> **What is needed**: What should come back is the data below, word for word, minus any picture.

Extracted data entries
┌──

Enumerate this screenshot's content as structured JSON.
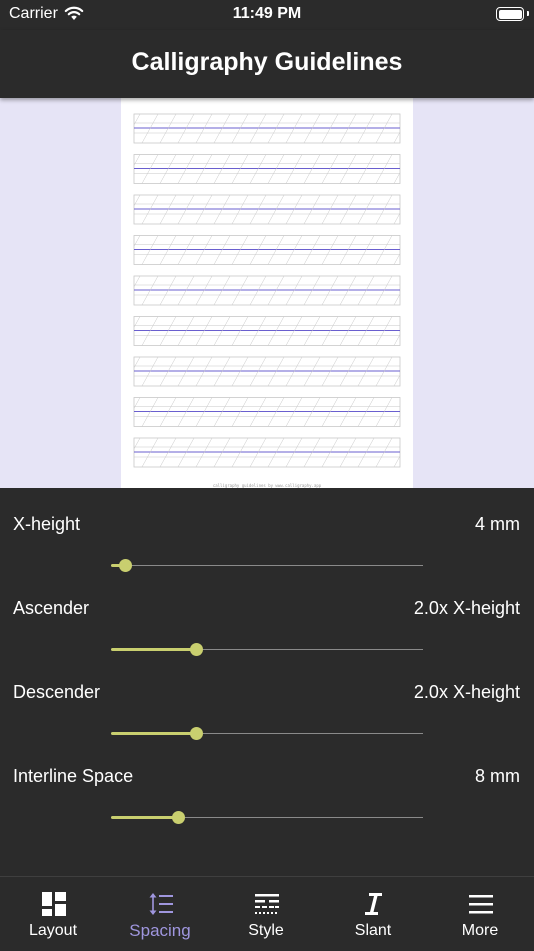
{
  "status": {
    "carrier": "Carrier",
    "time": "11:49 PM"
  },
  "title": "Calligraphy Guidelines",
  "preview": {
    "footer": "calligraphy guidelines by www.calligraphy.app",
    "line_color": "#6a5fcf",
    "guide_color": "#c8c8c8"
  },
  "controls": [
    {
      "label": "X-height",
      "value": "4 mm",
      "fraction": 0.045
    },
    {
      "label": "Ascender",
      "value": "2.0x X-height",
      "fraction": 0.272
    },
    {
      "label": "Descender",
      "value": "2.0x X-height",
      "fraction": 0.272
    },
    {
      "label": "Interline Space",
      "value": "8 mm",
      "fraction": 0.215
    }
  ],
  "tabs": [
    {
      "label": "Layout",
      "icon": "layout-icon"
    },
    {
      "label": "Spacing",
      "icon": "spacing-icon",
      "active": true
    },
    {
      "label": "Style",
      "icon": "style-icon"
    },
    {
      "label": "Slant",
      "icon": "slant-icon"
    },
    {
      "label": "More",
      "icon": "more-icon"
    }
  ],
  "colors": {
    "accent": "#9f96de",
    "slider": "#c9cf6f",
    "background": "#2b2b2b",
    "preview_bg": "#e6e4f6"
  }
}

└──

> **Expected answer**:
Enumerate this screenshot's content as structured JSON.
{
  "status": {
    "carrier": "Carrier",
    "time": "11:49 PM"
  },
  "title": "Calligraphy Guidelines",
  "preview": {
    "footer": "calligraphy guidelines by www.calligraphy.app",
    "line_color": "#6a5fcf",
    "guide_color": "#c8c8c8"
  },
  "controls": [
    {
      "label": "X-height",
      "value": "4 mm",
      "fraction": 0.045
    },
    {
      "label": "Ascender",
      "value": "2.0x X-height",
      "fraction": 0.272
    },
    {
      "label": "Descender",
      "value": "2.0x X-height",
      "fraction": 0.272
    },
    {
      "label": "Interline Space",
      "value": "8 mm",
      "fraction": 0.215
    }
  ],
  "tabs": [
    {
      "label": "Layout",
      "icon": "layout-icon"
    },
    {
      "label": "Spacing",
      "icon": "spacing-icon",
      "active": true
    },
    {
      "label": "Style",
      "icon": "style-icon"
    },
    {
      "label": "Slant",
      "icon": "slant-icon"
    },
    {
      "label": "More",
      "icon": "more-icon"
    }
  ],
  "colors": {
    "accent": "#9f96de",
    "slider": "#c9cf6f",
    "background": "#2b2b2b",
    "preview_bg": "#e6e4f6"
  }
}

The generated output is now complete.